In the listing, some lines may hold the string "wsherre"; report how many do, as a bare number.
#### Extracted information
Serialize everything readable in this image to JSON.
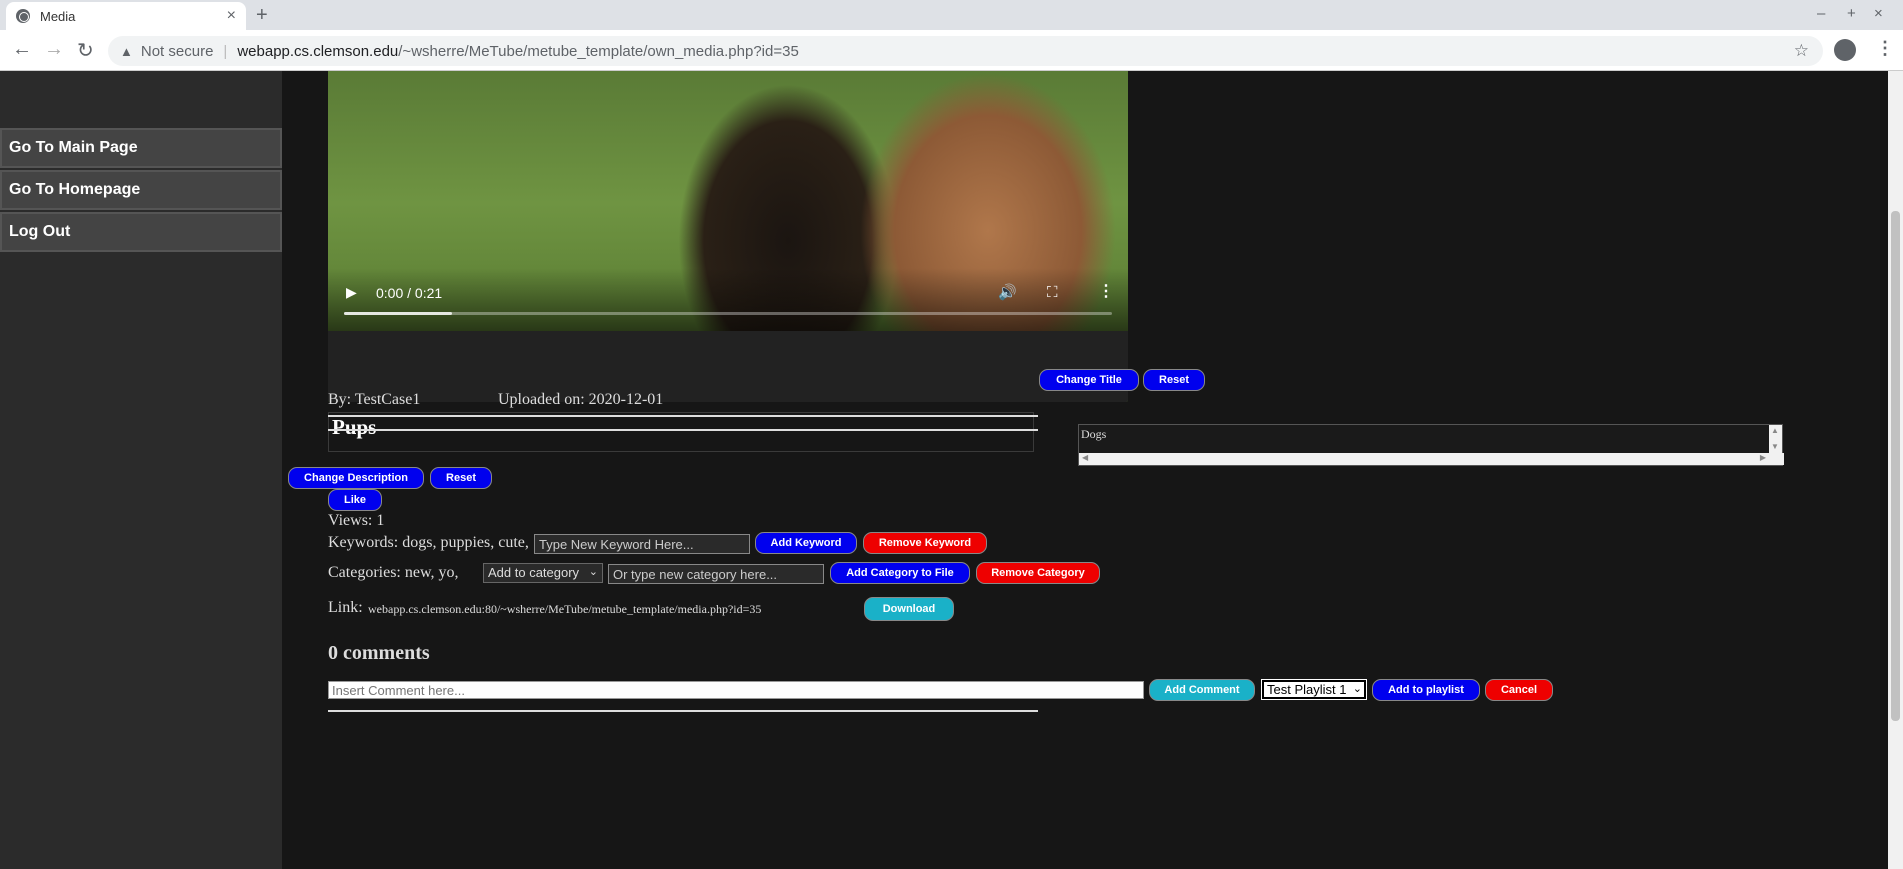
{
  "browser": {
    "tab_title": "Media",
    "tab_close": "×",
    "new_tab": "+",
    "win_min": "–",
    "win_max": "+",
    "win_close": "×",
    "back": "←",
    "forward": "→",
    "reload": "↻",
    "security_label": "Not secure",
    "url_host": "webapp.cs.clemson.edu",
    "url_path": "/~wsherre/MeTube/metube_template/own_media.php?id=35"
  },
  "sidebar": {
    "items": [
      {
        "label": "Go To Main Page"
      },
      {
        "label": "Go To Homepage"
      },
      {
        "label": "Log Out"
      }
    ]
  },
  "video": {
    "time": "0:00 / 0:21",
    "progress_fraction": 0.14
  },
  "media": {
    "title": "Pups",
    "author": "By: TestCase1",
    "uploaded": "Uploaded on: 2020-12-01",
    "description_value": "Dogs",
    "views": "Views: 1",
    "keywords": "Keywords: dogs, puppies, cute,",
    "categories": "Categories: new, yo,",
    "link_label": "Link:",
    "link_url": "webapp.cs.clemson.edu:80/~wsherre/MeTube/metube_template/media.php?id=35",
    "comments_count": "0 comments"
  },
  "buttons": {
    "change_title": "Change Title",
    "reset_title": "Reset",
    "change_description": "Change Description",
    "reset_description": "Reset",
    "like": "Like",
    "add_keyword": "Add Keyword",
    "remove_keyword": "Remove Keyword",
    "add_category": "Add Category to File",
    "remove_category": "Remove Category",
    "download": "Download",
    "add_comment": "Add Comment",
    "add_to_playlist": "Add to playlist",
    "cancel": "Cancel"
  },
  "inputs": {
    "keyword_value": "Type New Keyword Here...",
    "category_select": "Add to category",
    "category_value": "Or type new category here...",
    "comment_placeholder": "Insert Comment here...",
    "playlist_select": "Test Playlist 1"
  },
  "colors": {
    "blue_button": "#0000ee",
    "red_button": "#ee0000",
    "cyan_button": "#1ab1c8",
    "page_background": "#161616",
    "sidebar_background": "#2b2b2b"
  }
}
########
» **Answer for the task**
2